- Like breathing, God created us to eat. Like our dependence on oxygen to survive, we have a very real dependence on food. We all must eat, and therefore we have at least one common interest with every person we come into contact with. Entering into a person’s life (no matter how different you are from that person) can be as simple as inviting them over for a meal, sharing what the Lord has given your family with them and allowing them to experience the grace of our God through us.
- Food is a glorious blessing from the Father. Though we should not be ashamed of a simple dinner if prepared with love, we also should seek to enjoy the gracious gift of food through creativity. The ability to make delicious meals that delight the taste buds isn’t a result of the Food Network, it is handed down to us from the Creator in the same way that the ability to create glorious and delightful harmonies through music is. Culinary excellence isn’t superfluous, it is a gift worth pursuing.
- Our theology impacts how we eat our food. As we seek to view all of life through a Christian worldview, we see that we must receive our food as a blessing from our Creator and Sustainer.

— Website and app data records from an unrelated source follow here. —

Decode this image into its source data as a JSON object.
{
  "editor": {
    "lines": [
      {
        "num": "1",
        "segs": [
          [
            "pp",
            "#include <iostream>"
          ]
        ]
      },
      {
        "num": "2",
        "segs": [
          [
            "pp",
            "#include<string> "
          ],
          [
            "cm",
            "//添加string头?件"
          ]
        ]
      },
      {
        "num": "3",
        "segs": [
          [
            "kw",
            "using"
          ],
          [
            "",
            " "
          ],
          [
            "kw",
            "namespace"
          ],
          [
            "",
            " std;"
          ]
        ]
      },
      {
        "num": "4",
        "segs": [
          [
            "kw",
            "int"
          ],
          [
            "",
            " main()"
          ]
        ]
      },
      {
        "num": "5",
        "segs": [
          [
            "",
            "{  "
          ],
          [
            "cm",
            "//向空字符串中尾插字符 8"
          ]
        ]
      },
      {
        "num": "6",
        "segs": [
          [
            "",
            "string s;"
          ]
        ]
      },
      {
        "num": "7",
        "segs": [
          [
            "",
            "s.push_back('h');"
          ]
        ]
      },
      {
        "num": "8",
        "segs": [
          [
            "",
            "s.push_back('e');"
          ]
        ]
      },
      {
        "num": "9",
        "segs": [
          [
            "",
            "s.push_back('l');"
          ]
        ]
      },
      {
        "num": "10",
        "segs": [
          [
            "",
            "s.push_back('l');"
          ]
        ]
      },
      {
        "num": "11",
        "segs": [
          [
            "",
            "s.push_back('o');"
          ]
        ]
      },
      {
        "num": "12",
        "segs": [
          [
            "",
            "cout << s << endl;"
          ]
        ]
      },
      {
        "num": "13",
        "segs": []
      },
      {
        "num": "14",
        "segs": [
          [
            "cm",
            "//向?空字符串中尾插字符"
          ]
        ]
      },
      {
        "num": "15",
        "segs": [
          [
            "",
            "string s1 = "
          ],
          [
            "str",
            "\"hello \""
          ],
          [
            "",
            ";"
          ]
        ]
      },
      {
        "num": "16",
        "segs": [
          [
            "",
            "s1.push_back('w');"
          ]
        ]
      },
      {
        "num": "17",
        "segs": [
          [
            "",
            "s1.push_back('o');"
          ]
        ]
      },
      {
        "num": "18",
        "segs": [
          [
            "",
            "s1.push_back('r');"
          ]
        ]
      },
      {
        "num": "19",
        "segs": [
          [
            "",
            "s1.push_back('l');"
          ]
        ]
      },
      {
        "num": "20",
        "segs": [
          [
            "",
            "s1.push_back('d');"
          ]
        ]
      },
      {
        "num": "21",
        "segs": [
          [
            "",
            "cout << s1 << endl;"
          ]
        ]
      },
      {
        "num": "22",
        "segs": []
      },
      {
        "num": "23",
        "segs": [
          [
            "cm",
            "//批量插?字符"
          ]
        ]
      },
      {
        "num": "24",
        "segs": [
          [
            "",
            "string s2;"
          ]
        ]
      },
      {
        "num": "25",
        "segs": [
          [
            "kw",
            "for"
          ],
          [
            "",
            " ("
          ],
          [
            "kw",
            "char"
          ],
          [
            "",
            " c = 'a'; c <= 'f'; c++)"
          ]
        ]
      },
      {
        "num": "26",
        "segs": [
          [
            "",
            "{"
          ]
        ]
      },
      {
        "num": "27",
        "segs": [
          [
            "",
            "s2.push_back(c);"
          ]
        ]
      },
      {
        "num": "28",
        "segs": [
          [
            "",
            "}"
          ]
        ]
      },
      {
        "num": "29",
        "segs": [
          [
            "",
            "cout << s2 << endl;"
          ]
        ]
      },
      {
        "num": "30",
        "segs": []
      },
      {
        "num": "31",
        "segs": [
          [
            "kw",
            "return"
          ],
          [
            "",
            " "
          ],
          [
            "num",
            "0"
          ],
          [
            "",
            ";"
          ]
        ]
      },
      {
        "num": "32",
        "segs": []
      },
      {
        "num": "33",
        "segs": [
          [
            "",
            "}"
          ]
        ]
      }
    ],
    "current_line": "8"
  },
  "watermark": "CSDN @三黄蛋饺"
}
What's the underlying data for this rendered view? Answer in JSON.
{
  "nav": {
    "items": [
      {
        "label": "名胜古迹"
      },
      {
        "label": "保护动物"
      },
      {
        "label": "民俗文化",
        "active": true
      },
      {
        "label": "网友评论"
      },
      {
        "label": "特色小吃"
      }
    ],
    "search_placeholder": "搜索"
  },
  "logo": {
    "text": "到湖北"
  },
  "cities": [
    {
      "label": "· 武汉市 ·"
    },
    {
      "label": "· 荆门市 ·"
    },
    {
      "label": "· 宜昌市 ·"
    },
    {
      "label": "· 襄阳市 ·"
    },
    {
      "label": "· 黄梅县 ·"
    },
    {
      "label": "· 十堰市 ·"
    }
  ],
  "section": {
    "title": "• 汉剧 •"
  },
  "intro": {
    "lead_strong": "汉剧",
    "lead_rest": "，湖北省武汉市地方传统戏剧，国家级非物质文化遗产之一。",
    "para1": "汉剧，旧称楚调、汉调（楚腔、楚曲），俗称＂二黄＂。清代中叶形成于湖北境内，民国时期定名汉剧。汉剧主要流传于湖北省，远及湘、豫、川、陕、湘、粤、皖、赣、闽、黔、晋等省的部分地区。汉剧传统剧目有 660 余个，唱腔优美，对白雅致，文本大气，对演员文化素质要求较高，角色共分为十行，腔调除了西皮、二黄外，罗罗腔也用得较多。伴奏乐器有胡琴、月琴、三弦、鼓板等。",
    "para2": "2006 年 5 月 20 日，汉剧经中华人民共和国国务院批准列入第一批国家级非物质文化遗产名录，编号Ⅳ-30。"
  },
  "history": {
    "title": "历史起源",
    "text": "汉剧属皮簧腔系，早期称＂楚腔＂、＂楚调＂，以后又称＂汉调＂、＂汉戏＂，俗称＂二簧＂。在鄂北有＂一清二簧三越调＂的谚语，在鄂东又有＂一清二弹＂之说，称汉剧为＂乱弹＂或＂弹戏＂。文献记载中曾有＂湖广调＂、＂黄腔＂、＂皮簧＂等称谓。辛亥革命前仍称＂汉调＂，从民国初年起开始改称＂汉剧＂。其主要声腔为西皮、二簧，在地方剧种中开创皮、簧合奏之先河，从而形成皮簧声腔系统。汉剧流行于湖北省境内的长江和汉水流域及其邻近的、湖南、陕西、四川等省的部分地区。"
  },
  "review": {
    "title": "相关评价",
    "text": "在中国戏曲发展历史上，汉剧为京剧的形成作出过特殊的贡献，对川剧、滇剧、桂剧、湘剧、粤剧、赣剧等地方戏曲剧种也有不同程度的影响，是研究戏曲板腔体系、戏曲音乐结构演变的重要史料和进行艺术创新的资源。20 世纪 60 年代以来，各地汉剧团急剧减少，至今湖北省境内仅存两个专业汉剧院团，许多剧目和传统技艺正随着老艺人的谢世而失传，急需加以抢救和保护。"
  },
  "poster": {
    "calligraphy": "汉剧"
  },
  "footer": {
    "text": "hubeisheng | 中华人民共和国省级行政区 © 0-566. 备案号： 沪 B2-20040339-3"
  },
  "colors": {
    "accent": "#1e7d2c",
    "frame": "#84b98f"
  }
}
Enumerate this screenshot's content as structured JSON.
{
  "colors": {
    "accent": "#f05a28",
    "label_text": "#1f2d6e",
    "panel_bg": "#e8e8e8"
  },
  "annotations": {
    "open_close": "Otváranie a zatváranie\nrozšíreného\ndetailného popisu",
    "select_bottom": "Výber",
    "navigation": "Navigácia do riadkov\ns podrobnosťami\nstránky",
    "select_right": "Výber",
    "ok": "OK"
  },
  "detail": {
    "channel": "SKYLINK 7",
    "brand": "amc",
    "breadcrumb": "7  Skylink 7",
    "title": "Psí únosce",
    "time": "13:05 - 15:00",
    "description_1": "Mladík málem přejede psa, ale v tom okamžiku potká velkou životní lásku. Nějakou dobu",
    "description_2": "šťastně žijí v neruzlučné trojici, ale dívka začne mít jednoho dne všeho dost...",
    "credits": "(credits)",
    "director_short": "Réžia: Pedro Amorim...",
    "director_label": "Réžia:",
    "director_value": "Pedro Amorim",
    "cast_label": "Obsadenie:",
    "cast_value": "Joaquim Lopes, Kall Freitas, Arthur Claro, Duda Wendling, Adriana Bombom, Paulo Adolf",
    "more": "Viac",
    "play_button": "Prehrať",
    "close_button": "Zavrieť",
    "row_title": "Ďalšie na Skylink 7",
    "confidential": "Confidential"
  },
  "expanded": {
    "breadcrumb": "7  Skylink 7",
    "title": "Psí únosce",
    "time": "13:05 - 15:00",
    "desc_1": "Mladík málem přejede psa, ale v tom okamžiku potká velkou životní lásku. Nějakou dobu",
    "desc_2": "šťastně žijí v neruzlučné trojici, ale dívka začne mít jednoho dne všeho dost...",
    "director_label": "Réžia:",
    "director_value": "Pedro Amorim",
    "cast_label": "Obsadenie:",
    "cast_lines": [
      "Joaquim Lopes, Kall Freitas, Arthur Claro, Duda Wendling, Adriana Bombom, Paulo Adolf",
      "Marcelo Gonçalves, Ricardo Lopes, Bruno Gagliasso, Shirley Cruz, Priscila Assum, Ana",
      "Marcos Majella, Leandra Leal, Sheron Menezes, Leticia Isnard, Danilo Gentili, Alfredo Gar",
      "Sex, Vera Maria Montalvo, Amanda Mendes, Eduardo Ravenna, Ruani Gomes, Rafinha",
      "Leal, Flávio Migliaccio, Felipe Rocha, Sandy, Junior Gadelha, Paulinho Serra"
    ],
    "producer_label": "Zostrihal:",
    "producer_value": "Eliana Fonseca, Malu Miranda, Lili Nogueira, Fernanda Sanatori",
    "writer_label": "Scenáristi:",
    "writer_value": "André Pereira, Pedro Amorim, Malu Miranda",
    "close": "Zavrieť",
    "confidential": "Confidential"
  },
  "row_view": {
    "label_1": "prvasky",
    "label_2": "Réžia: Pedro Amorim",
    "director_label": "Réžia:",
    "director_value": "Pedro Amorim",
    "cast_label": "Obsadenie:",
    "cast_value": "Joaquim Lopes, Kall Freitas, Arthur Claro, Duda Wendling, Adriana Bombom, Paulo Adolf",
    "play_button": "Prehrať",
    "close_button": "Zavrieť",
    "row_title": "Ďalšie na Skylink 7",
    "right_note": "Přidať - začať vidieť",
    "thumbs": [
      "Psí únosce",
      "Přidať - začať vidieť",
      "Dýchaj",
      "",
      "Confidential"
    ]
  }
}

We must seek to share the abundance of blessing we have with those around us and look for opportunities to show grace to those who are desperately in need of it. Because we are a part of a kingdom which exalts the lowly and brings to nothing the proud we must guard ourselves from excluding those we think are unworthy of our hospitality or who don’t fit in to our social or church circles. We must view our lives now, within the larger context of eschatological history and in so doing, view food as a reminder of the future grace we will experience for all of eternity with the Christ who has ransomed us.